• **Goal of the exercise**
Report all lines of the data below that hold the word "amount".

[Stored items from a collection]

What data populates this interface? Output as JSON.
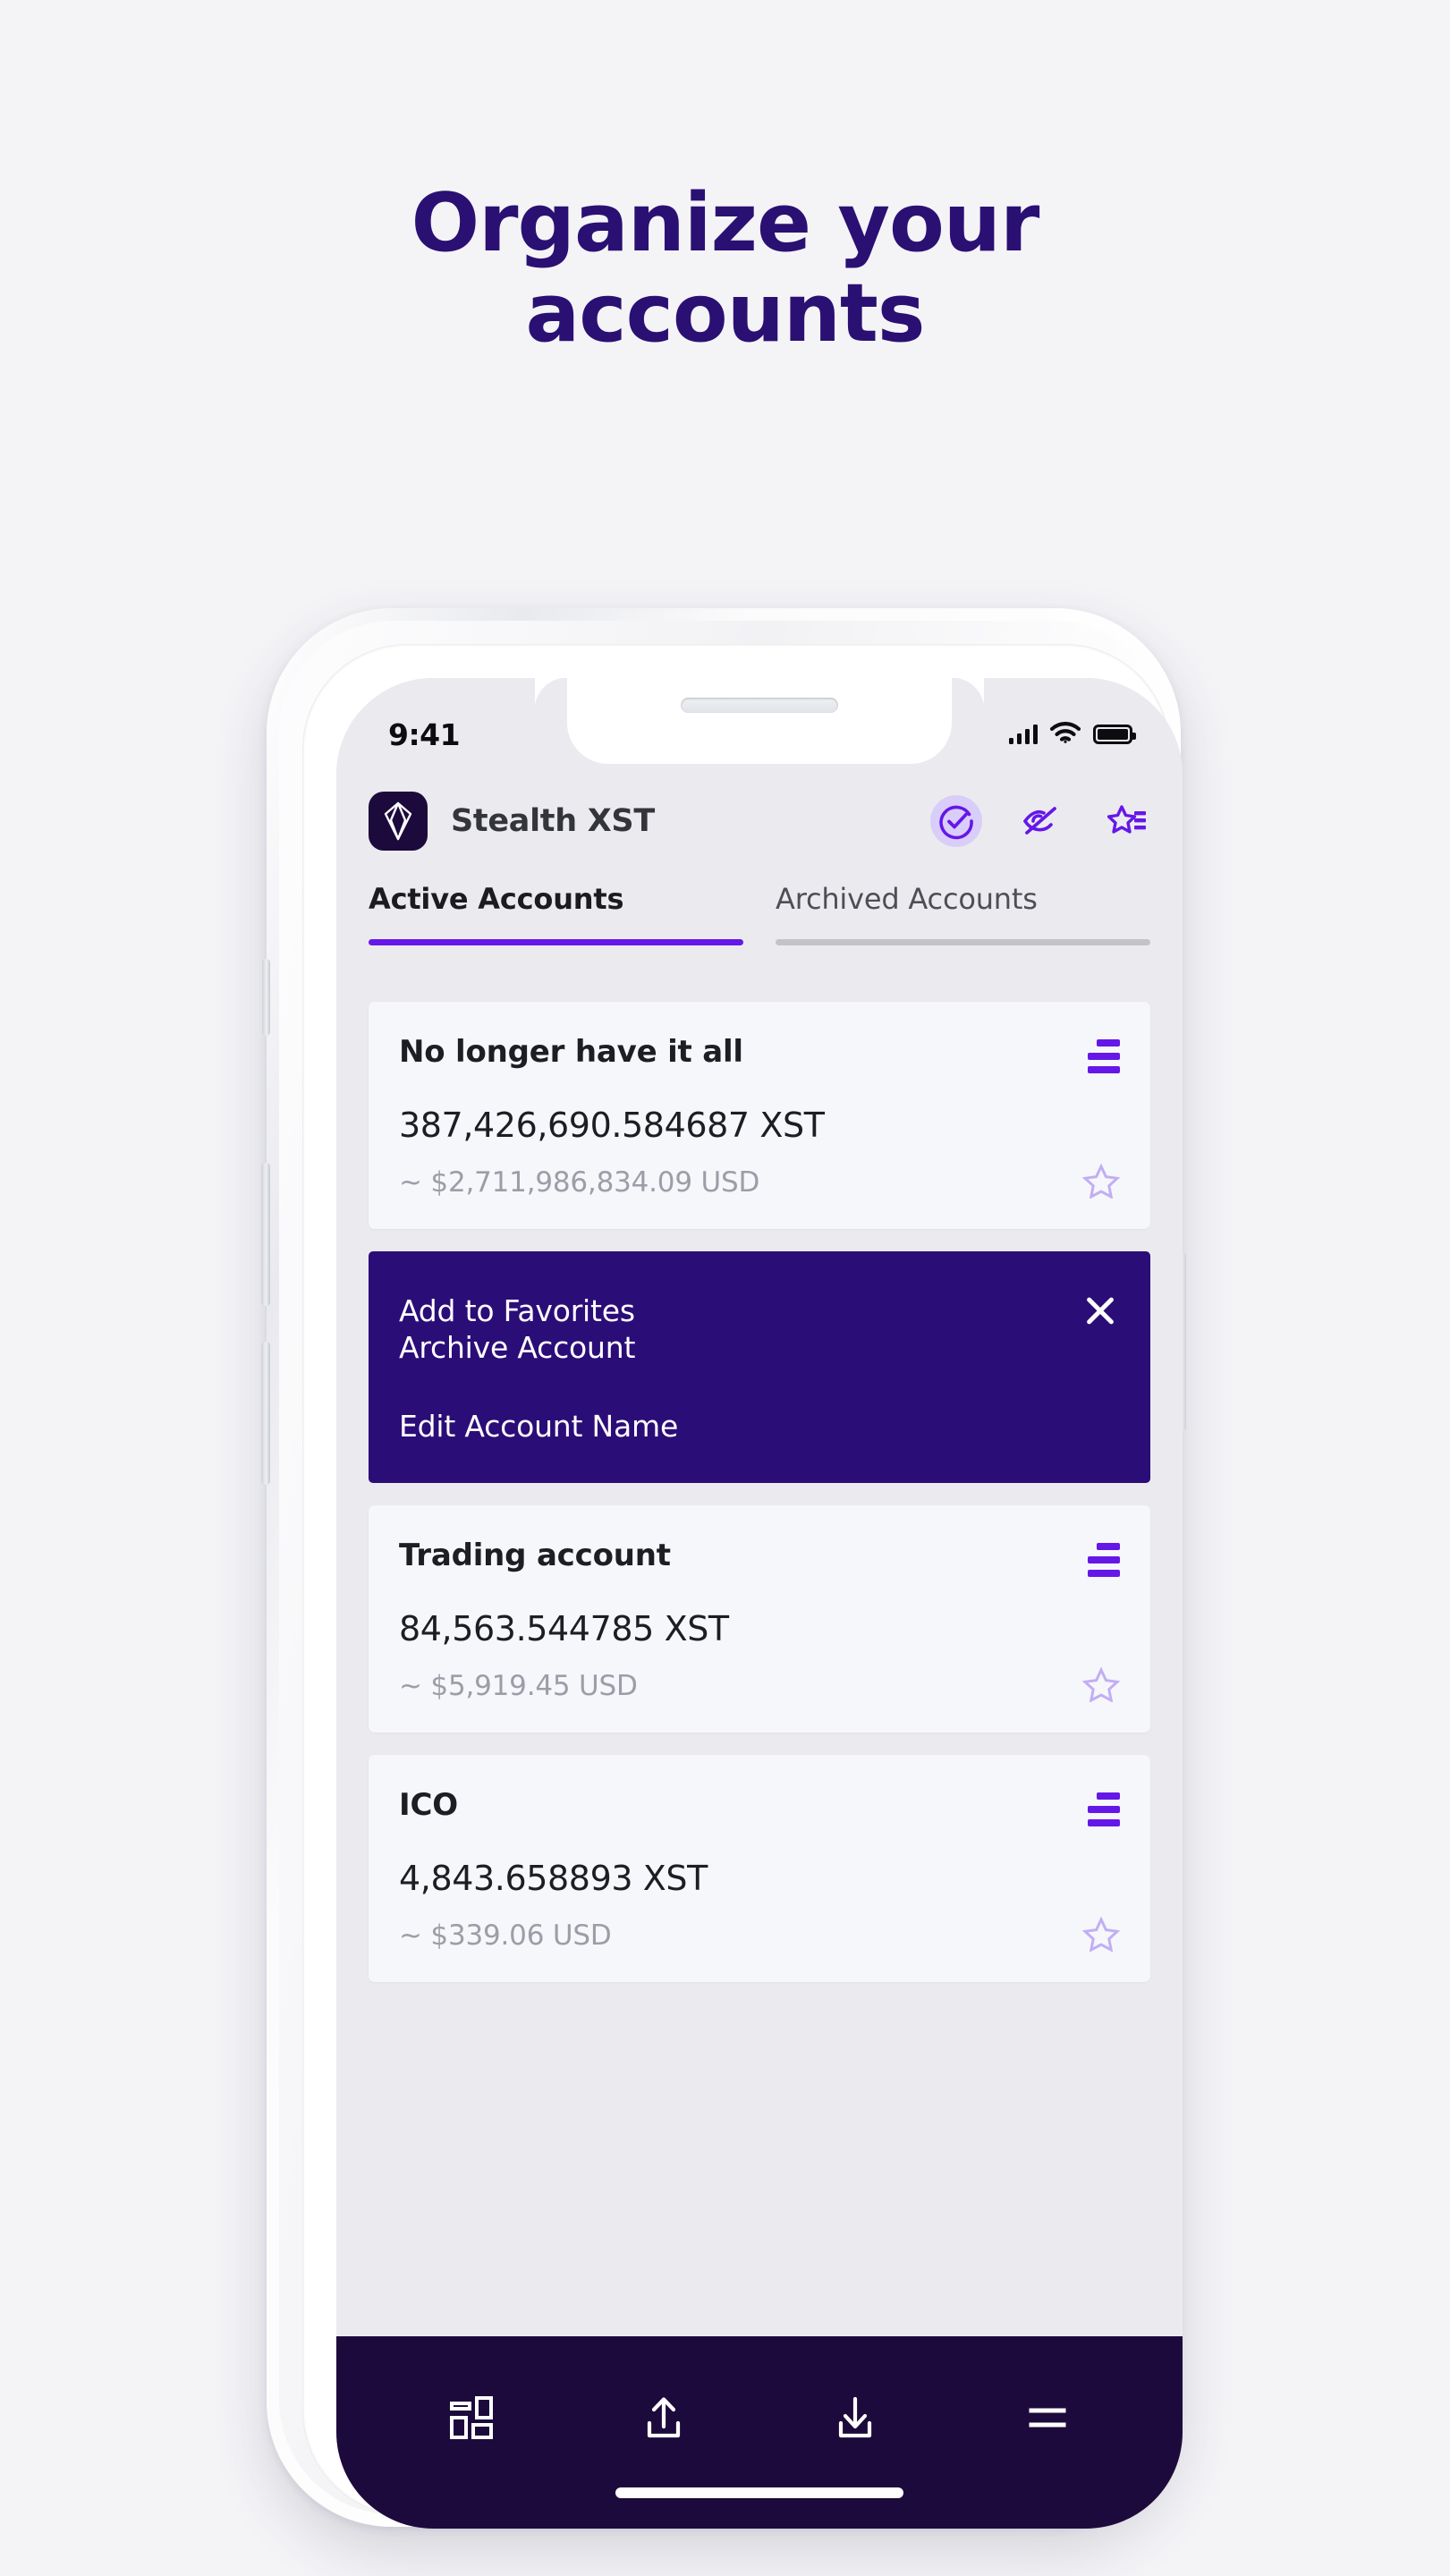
{
  "headline": {
    "line1": "Organize your",
    "line2": "accounts",
    "color": "#2b1073"
  },
  "theme": {
    "accent_purple": "#6517e8",
    "deep_navy": "#1d0a3c",
    "panel_purple": "#2b0d78",
    "page_bg": "#f4f4f7",
    "app_bg": "#ebebef",
    "card_bg": "#f6f7fa",
    "muted_text": "#9d9da8"
  },
  "status_bar": {
    "time": "9:41",
    "icons": [
      "signal-bars-icon",
      "wifi-icon",
      "battery-icon"
    ]
  },
  "app_header": {
    "logo_name": "stealth-xst-logo",
    "title": "Stealth XST",
    "actions": [
      {
        "name": "verify-check-icon",
        "icon": "check-circle-icon",
        "active": true
      },
      {
        "name": "hide-balance-icon",
        "icon": "eye-off-icon",
        "active": false
      },
      {
        "name": "favorites-list-icon",
        "icon": "star-list-icon",
        "active": false
      }
    ]
  },
  "tabs": [
    {
      "label": "Active Accounts",
      "active": true
    },
    {
      "label": "Archived Accounts",
      "active": false
    }
  ],
  "accounts": [
    {
      "name": "No longer have it all",
      "amount": "387,426,690.584687 XST",
      "usd": "~ $2,711,986,834.09 USD",
      "menu_icon": "list-menu-icon",
      "favorite_icon": "star-outline-icon"
    },
    {
      "name": "Trading account",
      "amount": "84,563.544785 XST",
      "usd": "~ $5,919.45 USD",
      "menu_icon": "list-menu-icon",
      "favorite_icon": "star-outline-icon"
    },
    {
      "name": "ICO",
      "amount": "4,843.658893 XST",
      "usd": "~ $339.06 USD",
      "menu_icon": "list-menu-icon",
      "favorite_icon": "star-outline-icon"
    }
  ],
  "action_panel": {
    "items": [
      "Add to Favorites",
      "Archive Account",
      "Edit Account Name"
    ],
    "close_icon": "close-icon"
  },
  "bottom_nav": [
    {
      "name": "dashboard-grid-icon",
      "label": "dashboard"
    },
    {
      "name": "send-upload-icon",
      "label": "send"
    },
    {
      "name": "receive-download-icon",
      "label": "receive"
    },
    {
      "name": "hamburger-menu-icon",
      "label": "menu"
    }
  ]
}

• **Answer to the exercise**
      "amount": "387,426,690.584687 XST",
      "amount": "84,563.544785 XST",
      "amount": "4,843.658893 XST",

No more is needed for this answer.